Data under study:
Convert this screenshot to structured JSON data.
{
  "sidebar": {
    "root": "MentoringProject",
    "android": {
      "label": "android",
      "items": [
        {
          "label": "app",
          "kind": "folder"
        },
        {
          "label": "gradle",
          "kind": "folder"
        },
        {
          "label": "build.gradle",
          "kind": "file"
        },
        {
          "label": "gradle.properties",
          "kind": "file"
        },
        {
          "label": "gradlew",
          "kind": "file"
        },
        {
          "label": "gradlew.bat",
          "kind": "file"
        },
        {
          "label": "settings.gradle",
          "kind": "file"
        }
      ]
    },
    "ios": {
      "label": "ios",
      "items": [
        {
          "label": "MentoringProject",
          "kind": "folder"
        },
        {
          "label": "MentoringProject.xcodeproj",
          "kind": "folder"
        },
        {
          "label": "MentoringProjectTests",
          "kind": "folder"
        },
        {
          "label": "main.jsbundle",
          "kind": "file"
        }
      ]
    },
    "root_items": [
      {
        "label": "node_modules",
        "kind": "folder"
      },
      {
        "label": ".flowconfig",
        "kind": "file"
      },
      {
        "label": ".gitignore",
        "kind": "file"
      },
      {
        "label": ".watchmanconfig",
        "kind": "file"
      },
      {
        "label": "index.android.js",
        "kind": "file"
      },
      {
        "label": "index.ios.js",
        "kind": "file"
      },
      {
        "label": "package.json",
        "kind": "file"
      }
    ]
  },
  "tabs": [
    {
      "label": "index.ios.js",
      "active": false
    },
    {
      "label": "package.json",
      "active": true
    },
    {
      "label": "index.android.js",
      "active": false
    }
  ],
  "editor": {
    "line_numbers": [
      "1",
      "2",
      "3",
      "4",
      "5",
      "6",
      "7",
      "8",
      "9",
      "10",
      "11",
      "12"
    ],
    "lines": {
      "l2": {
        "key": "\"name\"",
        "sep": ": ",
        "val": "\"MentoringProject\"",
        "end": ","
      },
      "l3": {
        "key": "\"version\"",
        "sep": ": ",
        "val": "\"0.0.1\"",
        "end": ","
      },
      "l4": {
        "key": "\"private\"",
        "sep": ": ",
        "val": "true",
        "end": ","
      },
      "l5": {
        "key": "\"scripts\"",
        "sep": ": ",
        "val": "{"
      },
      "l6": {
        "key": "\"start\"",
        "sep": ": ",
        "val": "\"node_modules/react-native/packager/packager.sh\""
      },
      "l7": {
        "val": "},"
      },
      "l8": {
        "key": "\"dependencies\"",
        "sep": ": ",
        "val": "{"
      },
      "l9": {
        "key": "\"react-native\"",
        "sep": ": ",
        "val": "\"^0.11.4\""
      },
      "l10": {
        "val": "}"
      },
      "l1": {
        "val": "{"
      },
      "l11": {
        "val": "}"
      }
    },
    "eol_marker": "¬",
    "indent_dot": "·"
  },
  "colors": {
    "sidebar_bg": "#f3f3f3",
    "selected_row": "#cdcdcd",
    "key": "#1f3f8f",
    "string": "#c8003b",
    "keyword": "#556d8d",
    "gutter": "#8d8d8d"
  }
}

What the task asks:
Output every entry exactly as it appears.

Result of this task:
Convert this screenshot to structured JSON data.
{
  "sidebar": {
    "root": "MentoringProject",
    "android": {
      "label": "android",
      "items": [
        {
          "label": "app",
          "kind": "folder"
        },
        {
          "label": "gradle",
          "kind": "folder"
        },
        {
          "label": "build.gradle",
          "kind": "file"
        },
        {
          "label": "gradle.properties",
          "kind": "file"
        },
        {
          "label": "gradlew",
          "kind": "file"
        },
        {
          "label": "gradlew.bat",
          "kind": "file"
        },
        {
          "label": "settings.gradle",
          "kind": "file"
        }
      ]
    },
    "ios": {
      "label": "ios",
      "items": [
        {
          "label": "MentoringProject",
          "kind": "folder"
        },
        {
          "label": "MentoringProject.xcodeproj",
          "kind": "folder"
        },
        {
          "label": "MentoringProjectTests",
          "kind": "folder"
        },
        {
          "label": "main.jsbundle",
          "kind": "file"
        }
      ]
    },
    "root_items": [
      {
        "label": "node_modules",
        "kind": "folder"
      },
      {
        "label": ".flowconfig",
        "kind": "file"
      },
      {
        "label": ".gitignore",
        "kind": "file"
      },
      {
        "label": ".watchmanconfig",
        "kind": "file"
      },
      {
        "label": "index.android.js",
        "kind": "file"
      },
      {
        "label": "index.ios.js",
        "kind": "file"
      },
      {
        "label": "package.json",
        "kind": "file"
      }
    ]
  },
  "tabs": [
    {
      "label": "index.ios.js",
      "active": false
    },
    {
      "label": "package.json",
      "active": true
    },
    {
      "label": "index.android.js",
      "active": false
    }
  ],
  "editor": {
    "line_numbers": [
      "1",
      "2",
      "3",
      "4",
      "5",
      "6",
      "7",
      "8",
      "9",
      "10",
      "11",
      "12"
    ],
    "lines": {
      "l2": {
        "key": "\"name\"",
        "sep": ": ",
        "val": "\"MentoringProject\"",
        "end": ","
      },
      "l3": {
        "key": "\"version\"",
        "sep": ": ",
        "val": "\"0.0.1\"",
        "end": ","
      },
      "l4": {
        "key": "\"private\"",
        "sep": ": ",
        "val": "true",
        "end": ","
      },
      "l5": {
        "key": "\"scripts\"",
        "sep": ": ",
        "val": "{"
      },
      "l6": {
        "key": "\"start\"",
        "sep": ": ",
        "val": "\"node_modules/react-native/packager/packager.sh\""
      },
      "l7": {
        "val": "},"
      },
      "l8": {
        "key": "\"dependencies\"",
        "sep": ": ",
        "val": "{"
      },
      "l9": {
        "key": "\"react-native\"",
        "sep": ": ",
        "val": "\"^0.11.4\""
      },
      "l10": {
        "val": "}"
      },
      "l1": {
        "val": "{"
      },
      "l11": {
        "val": "}"
      }
    },
    "eol_marker": "¬",
    "indent_dot": "·"
  },
  "colors": {
    "sidebar_bg": "#f3f3f3",
    "selected_row": "#cdcdcd",
    "key": "#1f3f8f",
    "string": "#c8003b",
    "keyword": "#556d8d",
    "gutter": "#8d8d8d"
  }
}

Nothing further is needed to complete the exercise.